Sofia Ranchordás, PhD, is a Resident Fellow at the Information Society Project at Yale Law School. She is also Assistant Professor of Constitutional and Administrative Law at Tilburg Law School, in the Netherlands. In her scholarship she pleads for more regulatory flexibility and a broader use of temporary and evidence-based instruments (for example, experimental legislation) to address disconnects between law and innovation. She has published extensively on innovation and regulation, including a book on sunset clauses and experimental legislation, and the article “Innovation Experimentalism in the Age of Sharing Economy” (forthcoming in the Lewis & Clark Law Review, 2015) and “Does Sharing Mean Caring? The Regulation of Innovation in Sharing Economy” in the Minnesota Journal of Law, Science and Technology (2015), where she analyzes different collaborative practices and offers a framework for the regulation of sharing economy characterized by regulatory flexibility.
Sharing in the City

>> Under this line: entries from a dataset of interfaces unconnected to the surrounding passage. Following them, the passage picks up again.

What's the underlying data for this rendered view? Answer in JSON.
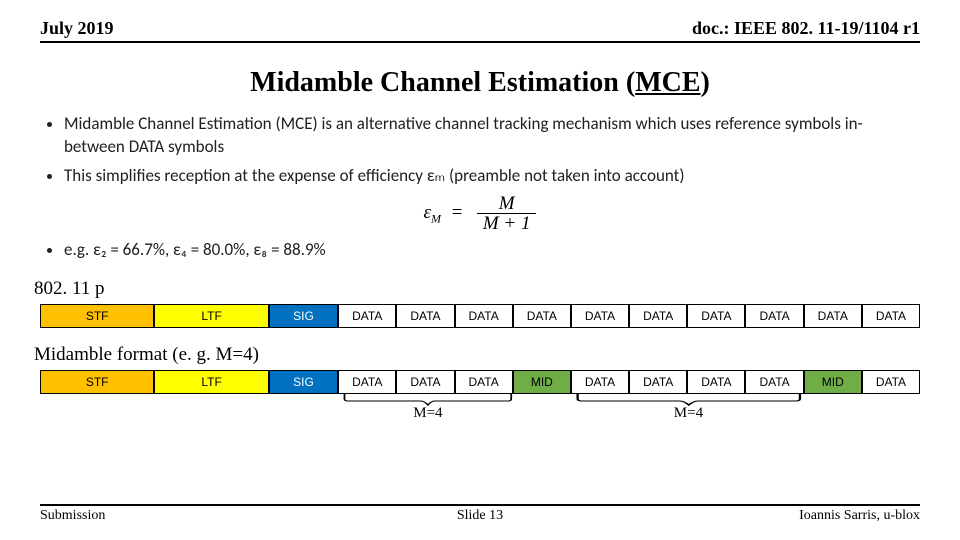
{
  "header": {
    "left": "July 2019",
    "right": "doc.: IEEE 802. 11-19/1104 r1"
  },
  "title": {
    "pre": "Midamble Channel Estimation (",
    "u": "MCE",
    "post": ")"
  },
  "bul": [
    "Midamble Channel Estimation (MCE) is an alternative channel tracking mechanism which uses reference symbols in-between DATA symbols",
    "This simplifies reception at the expense of efficiency εₘ  (preamble not taken into account)",
    "e.g.  ε₂ = 66.7%,  ε₄ = 80.0%,  ε₈ = 88.9%"
  ],
  "eq": {
    "lhs_sym": "ε",
    "lhs_sub": "M",
    "num": "M",
    "den": "M + 1"
  },
  "sec1": "802. 11 p",
  "row1": [
    "STF",
    "LTF",
    "SIG",
    "DATA",
    "DATA",
    "DATA",
    "DATA",
    "DATA",
    "DATA",
    "DATA",
    "DATA",
    "DATA",
    "DATA"
  ],
  "sec2": "Midamble format (e. g. M=4)",
  "row2": [
    "STF",
    "LTF",
    "SIG",
    "DATA",
    "DATA",
    "DATA",
    "MID",
    "DATA",
    "DATA",
    "DATA",
    "DATA",
    "MID",
    "DATA"
  ],
  "brlabel": "M=4",
  "footer": {
    "left": "Submission",
    "center": "Slide 13",
    "right": "Ioannis Sarris, u-blox"
  }
}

The “gig” or the “sharing economy” has been the subject of recent praise and criticism. While the first regulatory debates at federal level still seem to be in their infancy, a number of cities in the United States (for example, San Francisco) and abroad appear to be willing to intervene more actively in the regulation of this new form of collaboration. Although sharing economy platforms trigger common problems (e.g., privacy concerns, occupational licensing, consumer protection), cities have mixed sentiments regarding the different platforms. For example, while some cities are more flexible regarding ride sharing (e.g., Uber), they seem to be less eager to accept home sharing (e.g., Airbnb). In this paper, I distinguish between different sharing and collaborative practices. In addition, I inquire what role cities should play in the regulation of sharing economy platforms and examine how the development of sharing economy is shaping the role of cities as regulators.
(The paper was co-authored with Michèle Finck)